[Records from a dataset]
########

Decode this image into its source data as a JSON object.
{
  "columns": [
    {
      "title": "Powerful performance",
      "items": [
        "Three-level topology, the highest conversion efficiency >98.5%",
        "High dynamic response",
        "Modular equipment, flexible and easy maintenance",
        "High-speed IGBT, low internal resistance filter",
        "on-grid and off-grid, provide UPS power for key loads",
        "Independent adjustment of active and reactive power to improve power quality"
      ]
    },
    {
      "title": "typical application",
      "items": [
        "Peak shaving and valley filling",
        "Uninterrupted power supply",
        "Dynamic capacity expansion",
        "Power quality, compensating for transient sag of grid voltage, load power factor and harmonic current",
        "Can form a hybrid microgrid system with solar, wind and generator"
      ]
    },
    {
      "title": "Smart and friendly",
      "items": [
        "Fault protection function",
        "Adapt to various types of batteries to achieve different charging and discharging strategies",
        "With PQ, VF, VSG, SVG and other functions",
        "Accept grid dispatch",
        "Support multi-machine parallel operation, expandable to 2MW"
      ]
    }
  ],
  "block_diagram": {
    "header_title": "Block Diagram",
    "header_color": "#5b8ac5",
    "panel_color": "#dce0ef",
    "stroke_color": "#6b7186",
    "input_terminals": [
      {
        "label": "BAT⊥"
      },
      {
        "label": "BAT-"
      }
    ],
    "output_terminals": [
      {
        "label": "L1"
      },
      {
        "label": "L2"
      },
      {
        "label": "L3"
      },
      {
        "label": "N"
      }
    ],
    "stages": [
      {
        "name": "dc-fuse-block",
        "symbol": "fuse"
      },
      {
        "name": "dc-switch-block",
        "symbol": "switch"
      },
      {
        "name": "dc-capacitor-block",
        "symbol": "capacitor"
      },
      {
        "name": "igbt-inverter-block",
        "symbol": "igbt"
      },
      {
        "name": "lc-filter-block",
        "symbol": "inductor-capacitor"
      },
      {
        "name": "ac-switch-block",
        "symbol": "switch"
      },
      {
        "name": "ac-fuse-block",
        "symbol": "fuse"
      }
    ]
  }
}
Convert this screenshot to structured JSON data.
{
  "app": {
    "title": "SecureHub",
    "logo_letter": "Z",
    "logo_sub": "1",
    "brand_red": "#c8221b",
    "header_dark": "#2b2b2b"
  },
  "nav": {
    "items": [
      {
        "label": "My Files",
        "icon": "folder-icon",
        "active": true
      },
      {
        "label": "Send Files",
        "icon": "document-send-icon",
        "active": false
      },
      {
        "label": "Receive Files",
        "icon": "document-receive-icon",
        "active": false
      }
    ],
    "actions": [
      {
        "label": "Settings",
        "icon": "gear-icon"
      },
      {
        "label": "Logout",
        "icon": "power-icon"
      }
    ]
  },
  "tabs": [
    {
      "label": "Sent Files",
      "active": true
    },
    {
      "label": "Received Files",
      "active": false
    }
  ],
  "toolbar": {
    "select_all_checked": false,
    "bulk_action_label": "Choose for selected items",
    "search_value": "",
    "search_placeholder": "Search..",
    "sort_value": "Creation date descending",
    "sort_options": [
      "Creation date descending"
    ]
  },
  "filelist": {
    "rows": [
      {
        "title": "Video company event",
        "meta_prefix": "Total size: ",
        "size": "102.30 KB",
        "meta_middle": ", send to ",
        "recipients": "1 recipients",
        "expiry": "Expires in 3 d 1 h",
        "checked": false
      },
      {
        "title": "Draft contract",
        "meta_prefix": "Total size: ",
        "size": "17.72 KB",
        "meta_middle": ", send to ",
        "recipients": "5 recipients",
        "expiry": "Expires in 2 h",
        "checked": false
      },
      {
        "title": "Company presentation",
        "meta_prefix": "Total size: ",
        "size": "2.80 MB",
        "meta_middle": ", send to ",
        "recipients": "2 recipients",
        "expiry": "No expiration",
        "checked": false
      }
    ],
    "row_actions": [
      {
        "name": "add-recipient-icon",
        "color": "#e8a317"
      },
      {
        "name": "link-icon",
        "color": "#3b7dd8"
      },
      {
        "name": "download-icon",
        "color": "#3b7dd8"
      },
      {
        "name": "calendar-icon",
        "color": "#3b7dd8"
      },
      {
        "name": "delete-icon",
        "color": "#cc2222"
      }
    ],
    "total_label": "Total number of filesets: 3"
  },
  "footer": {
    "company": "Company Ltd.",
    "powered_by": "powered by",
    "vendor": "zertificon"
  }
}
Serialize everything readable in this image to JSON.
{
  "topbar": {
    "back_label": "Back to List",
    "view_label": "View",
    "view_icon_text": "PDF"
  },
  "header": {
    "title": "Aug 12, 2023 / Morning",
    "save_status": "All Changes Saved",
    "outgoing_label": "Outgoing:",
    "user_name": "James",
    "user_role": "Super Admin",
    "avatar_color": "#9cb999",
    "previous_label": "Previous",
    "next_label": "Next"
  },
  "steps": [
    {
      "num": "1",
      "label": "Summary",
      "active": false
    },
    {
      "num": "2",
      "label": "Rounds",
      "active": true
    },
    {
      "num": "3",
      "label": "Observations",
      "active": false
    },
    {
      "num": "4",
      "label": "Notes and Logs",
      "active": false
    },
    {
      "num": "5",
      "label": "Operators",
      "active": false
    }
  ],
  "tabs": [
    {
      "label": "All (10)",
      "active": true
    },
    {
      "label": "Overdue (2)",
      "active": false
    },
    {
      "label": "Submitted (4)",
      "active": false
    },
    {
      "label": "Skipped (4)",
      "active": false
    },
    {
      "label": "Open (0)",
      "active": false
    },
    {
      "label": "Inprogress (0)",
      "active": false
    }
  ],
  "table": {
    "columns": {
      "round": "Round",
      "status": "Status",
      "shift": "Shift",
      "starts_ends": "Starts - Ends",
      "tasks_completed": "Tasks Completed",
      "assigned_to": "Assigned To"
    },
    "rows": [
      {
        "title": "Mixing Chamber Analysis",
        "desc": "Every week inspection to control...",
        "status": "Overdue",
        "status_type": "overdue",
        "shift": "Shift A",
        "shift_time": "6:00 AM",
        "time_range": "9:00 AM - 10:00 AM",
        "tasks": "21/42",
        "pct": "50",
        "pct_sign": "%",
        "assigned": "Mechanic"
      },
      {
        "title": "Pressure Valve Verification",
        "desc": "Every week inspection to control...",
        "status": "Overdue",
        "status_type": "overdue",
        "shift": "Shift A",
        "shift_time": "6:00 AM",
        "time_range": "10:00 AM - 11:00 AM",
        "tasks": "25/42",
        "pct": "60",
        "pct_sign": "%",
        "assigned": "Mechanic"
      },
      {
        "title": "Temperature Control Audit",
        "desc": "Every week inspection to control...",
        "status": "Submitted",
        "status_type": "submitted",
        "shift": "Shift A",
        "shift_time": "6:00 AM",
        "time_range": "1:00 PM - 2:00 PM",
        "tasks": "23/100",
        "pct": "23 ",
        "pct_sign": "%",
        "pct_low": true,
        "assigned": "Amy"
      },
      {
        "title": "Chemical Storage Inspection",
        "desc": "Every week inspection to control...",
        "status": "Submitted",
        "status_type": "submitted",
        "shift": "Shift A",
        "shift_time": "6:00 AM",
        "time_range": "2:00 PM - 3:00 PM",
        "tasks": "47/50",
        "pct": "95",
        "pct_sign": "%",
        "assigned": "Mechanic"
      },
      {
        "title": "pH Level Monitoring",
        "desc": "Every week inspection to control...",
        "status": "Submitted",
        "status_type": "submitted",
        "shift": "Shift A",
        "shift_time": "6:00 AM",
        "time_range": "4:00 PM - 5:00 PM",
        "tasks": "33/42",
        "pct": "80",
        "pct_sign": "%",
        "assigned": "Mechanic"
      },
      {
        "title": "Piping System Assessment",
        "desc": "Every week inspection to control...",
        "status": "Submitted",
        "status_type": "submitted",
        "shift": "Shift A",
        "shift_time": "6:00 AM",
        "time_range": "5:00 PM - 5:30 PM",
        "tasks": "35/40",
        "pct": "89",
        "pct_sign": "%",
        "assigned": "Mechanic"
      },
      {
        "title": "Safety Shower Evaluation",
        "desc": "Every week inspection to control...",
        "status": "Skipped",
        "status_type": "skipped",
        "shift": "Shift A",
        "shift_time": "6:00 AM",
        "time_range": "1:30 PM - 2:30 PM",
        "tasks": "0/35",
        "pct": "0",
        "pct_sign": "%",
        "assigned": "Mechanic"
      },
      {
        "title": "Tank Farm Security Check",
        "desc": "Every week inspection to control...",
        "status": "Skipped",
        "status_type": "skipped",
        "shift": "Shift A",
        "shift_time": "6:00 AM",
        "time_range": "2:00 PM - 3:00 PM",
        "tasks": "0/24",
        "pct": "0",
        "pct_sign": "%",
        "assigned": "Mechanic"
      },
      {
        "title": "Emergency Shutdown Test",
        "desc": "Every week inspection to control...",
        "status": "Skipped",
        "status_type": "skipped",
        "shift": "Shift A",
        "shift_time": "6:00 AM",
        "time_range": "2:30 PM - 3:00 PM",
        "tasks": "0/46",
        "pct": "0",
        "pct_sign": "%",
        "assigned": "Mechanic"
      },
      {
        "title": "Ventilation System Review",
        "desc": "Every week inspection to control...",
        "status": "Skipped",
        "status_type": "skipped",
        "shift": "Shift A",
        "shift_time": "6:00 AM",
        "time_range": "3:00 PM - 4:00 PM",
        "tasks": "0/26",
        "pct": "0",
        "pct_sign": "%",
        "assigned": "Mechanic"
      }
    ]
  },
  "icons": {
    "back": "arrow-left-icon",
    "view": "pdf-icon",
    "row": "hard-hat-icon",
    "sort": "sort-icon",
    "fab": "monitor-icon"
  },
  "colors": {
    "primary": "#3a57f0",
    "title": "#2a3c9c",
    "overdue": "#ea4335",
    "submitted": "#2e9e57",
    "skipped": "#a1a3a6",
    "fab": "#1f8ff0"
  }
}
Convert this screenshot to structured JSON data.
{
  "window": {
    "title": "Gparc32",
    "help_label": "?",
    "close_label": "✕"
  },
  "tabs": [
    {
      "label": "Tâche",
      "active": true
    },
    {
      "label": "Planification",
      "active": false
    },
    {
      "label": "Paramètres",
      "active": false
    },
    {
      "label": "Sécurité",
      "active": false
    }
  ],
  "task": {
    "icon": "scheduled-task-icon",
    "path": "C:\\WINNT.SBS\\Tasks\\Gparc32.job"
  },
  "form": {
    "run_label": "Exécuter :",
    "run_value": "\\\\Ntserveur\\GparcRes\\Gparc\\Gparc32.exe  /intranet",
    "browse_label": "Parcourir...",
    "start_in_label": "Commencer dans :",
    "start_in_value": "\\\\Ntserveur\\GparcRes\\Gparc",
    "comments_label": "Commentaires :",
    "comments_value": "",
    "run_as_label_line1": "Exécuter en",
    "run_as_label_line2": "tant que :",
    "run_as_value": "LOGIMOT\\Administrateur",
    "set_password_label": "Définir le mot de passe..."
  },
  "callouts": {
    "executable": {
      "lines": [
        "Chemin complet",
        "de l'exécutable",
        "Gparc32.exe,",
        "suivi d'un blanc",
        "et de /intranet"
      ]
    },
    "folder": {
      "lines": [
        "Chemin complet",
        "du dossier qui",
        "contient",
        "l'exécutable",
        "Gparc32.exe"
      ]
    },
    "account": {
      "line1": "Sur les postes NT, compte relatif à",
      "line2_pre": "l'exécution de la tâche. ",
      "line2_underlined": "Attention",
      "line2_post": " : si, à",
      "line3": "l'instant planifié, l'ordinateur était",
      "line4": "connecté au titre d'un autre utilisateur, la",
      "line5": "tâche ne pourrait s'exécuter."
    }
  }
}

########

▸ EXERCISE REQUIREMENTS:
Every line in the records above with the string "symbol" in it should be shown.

▸ RESULT OF THIS TASK:
        "symbol": "fuse"
        "symbol": "switch"
        "symbol": "capacitor"
        "symbol": "igbt"
        "symbol": "inductor-capacitor"
        "symbol": "switch"
        "symbol": "fuse"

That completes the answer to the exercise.